» **The problem**
Each line that includes the word "change" should be copied from the records.

» **Extracted records**
■ ■ ■ ■ ■ ■ ■
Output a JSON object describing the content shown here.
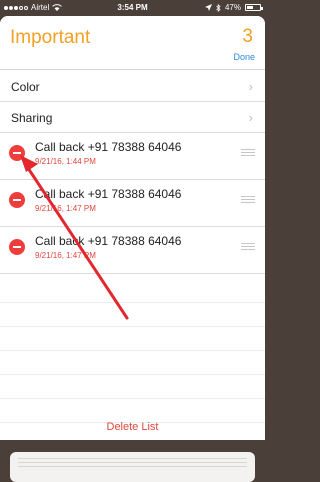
{
  "status_bar": {
    "carrier": "Airtel",
    "time": "3:54 PM",
    "battery": "47%",
    "battery_level": 0.47
  },
  "header": {
    "title": "Important",
    "count": "3",
    "done_label": "Done"
  },
  "options": [
    {
      "label": "Color"
    },
    {
      "label": "Sharing"
    }
  ],
  "reminders": [
    {
      "title": "Call back +91 78388 64046",
      "date": "9/21/16, 1:44 PM"
    },
    {
      "title": "Call back +91 78388 64046",
      "date": "9/21/16, 1:47 PM"
    },
    {
      "title": "Call back +91 78388 64046",
      "date": "9/21/16, 1:47 PM"
    }
  ],
  "footer": {
    "delete_label": "Delete List"
  },
  "colors": {
    "accent": "#f3a024",
    "delete": "#ef3d3b",
    "link": "#2a88d8",
    "annotation_arrow": "#e2282e"
  }
}
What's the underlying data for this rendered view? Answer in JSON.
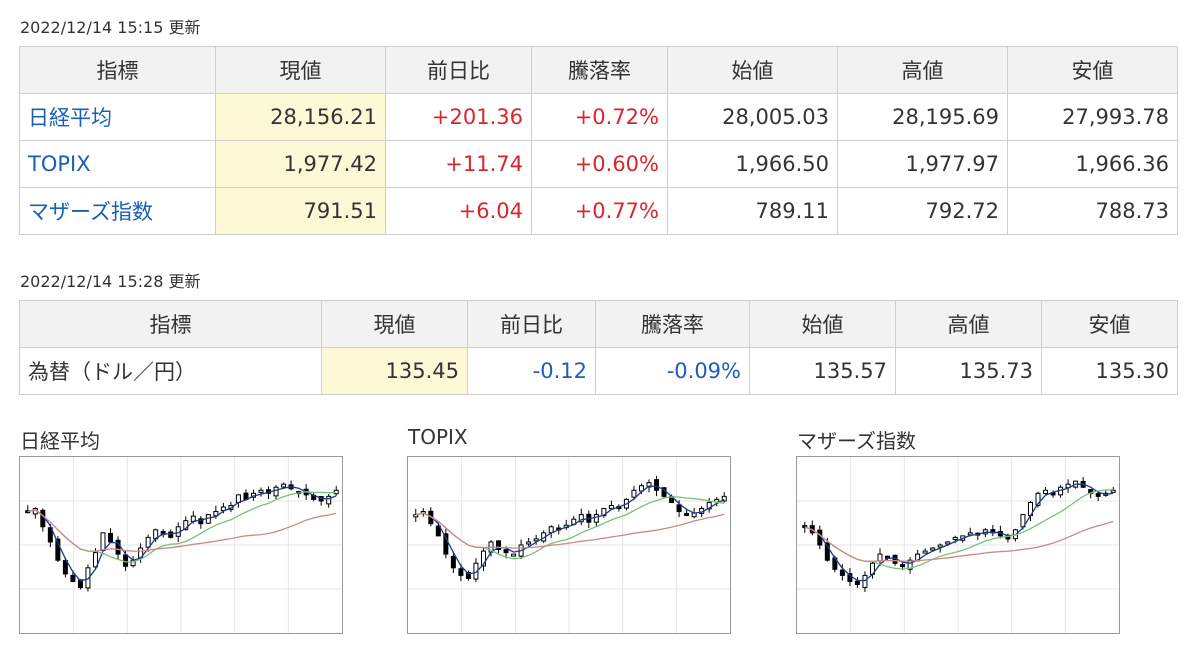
{
  "stocks": {
    "updated": "2022/12/14 15:15 更新",
    "headers": [
      "指標",
      "現値",
      "前日比",
      "騰落率",
      "始値",
      "高値",
      "安値"
    ],
    "rows": [
      {
        "name": "日経平均",
        "current": "28,156.21",
        "change": "+201.36",
        "rate": "+0.72%",
        "open": "28,005.03",
        "high": "28,195.69",
        "low": "27,993.78",
        "dir": "up"
      },
      {
        "name": "TOPIX",
        "current": "1,977.42",
        "change": "+11.74",
        "rate": "+0.60%",
        "open": "1,966.50",
        "high": "1,977.97",
        "low": "1,966.36",
        "dir": "up"
      },
      {
        "name": "マザーズ指数",
        "current": "791.51",
        "change": "+6.04",
        "rate": "+0.77%",
        "open": "789.11",
        "high": "792.72",
        "low": "788.73",
        "dir": "up"
      }
    ]
  },
  "fx": {
    "updated": "2022/12/14 15:28 更新",
    "headers": [
      "指標",
      "現値",
      "前日比",
      "騰落率",
      "始値",
      "高値",
      "安値"
    ],
    "rows": [
      {
        "name": "為替（ドル／円）",
        "current": "135.45",
        "change": "-0.12",
        "rate": "-0.09%",
        "open": "135.57",
        "high": "135.73",
        "low": "135.30",
        "dir": "down"
      }
    ]
  },
  "colors": {
    "up": "#d9252b",
    "down": "#1d5cc0",
    "link": "#1a5fb4",
    "highlight": "#fdf9d6"
  },
  "charts": [
    {
      "id": "nikkei",
      "title": "日経平均",
      "seed": 11,
      "candles": [
        0.72,
        0.74,
        0.62,
        0.52,
        0.4,
        0.31,
        0.26,
        0.22,
        0.35,
        0.45,
        0.58,
        0.52,
        0.44,
        0.36,
        0.4,
        0.48,
        0.55,
        0.6,
        0.57,
        0.55,
        0.62,
        0.66,
        0.69,
        0.64,
        0.7,
        0.72,
        0.75,
        0.76,
        0.83,
        0.8,
        0.84,
        0.86,
        0.84,
        0.88,
        0.9,
        0.87,
        0.85,
        0.83,
        0.8,
        0.79,
        0.82,
        0.86
      ]
    },
    {
      "id": "topix",
      "title": "TOPIX",
      "seed": 23,
      "candles": [
        0.7,
        0.72,
        0.64,
        0.56,
        0.44,
        0.35,
        0.3,
        0.28,
        0.38,
        0.46,
        0.52,
        0.47,
        0.45,
        0.44,
        0.5,
        0.52,
        0.54,
        0.58,
        0.62,
        0.6,
        0.63,
        0.67,
        0.7,
        0.65,
        0.7,
        0.74,
        0.76,
        0.75,
        0.8,
        0.86,
        0.89,
        0.91,
        0.86,
        0.82,
        0.78,
        0.72,
        0.7,
        0.71,
        0.74,
        0.78,
        0.8,
        0.82
      ]
    },
    {
      "id": "mothers",
      "title": "マザーズ指数",
      "seed": 37,
      "candles": [
        0.62,
        0.58,
        0.5,
        0.4,
        0.34,
        0.3,
        0.26,
        0.24,
        0.3,
        0.38,
        0.44,
        0.42,
        0.38,
        0.36,
        0.4,
        0.44,
        0.46,
        0.48,
        0.5,
        0.52,
        0.55,
        0.56,
        0.58,
        0.57,
        0.6,
        0.58,
        0.56,
        0.54,
        0.6,
        0.7,
        0.78,
        0.84,
        0.86,
        0.84,
        0.88,
        0.9,
        0.92,
        0.88,
        0.84,
        0.82,
        0.84,
        0.86
      ]
    }
  ]
}
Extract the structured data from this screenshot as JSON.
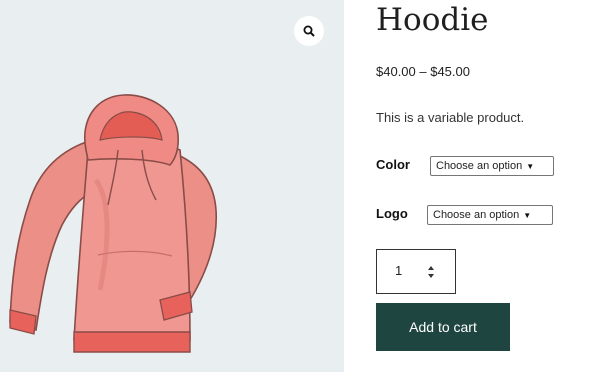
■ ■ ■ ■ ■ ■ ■
» **Written solution**
        "change": "+201.36",
        "change": "+11.74",
        "change": "+6.04",
        "change": "-0.12",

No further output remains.